How long do Hawaii residents live? New study shows above-average life expectancy
(image: Hawaii News Now/file)
By Kristy Tamashiro HNN Spring Intern
HONOLULU (HawaiiNewsNow) - University of Hawaii at Manoa researchers have found that life expectancy in the Aloha State outreaches, and continues to increase, compared to those who live on the mainland.
The life expectancy in 2010 in Hawaii was 82 years, according to the three UH researchers. That’s three years higher than the national average of the total U.S. population.
The life expectancy in Hawaii has also increased 13 years since 1950.
Japanese and Chinese are the two longest-living ethnic groups in the state while Native Hawaiians are the shortest-living ethnic group.
Lifespans between racial and ethnic groups can differ between health habits, health-care resources and social factors.
In the gender war, on average, women in Hawaii were found to live six years longer than men.
Researchers Yan Yan Wu, Kathryn Braun and Lynne Wilkens are credited with the study.
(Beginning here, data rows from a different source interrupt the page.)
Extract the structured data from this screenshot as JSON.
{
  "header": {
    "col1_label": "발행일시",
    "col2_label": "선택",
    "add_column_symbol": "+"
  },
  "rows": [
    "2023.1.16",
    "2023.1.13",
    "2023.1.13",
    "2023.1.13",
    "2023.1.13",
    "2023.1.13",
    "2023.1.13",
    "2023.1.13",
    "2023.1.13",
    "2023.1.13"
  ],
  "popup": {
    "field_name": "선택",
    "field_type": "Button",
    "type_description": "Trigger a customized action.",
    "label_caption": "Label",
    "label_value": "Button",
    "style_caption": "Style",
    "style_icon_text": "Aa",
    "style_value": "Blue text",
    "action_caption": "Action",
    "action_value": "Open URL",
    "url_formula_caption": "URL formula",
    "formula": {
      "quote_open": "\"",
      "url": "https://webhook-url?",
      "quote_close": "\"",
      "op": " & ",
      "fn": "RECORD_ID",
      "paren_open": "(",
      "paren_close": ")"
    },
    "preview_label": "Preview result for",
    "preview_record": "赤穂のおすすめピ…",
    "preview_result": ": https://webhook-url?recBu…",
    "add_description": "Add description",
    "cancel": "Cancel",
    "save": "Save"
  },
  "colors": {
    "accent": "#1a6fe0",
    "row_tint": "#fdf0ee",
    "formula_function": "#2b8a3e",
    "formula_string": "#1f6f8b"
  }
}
Their article “Life Expectancies in Hawaii: A Multi-ethnic Analysis of 2010 Life Tables” was featured in the 2017 issue of the Hawaii Journal of Medicine and Public Health.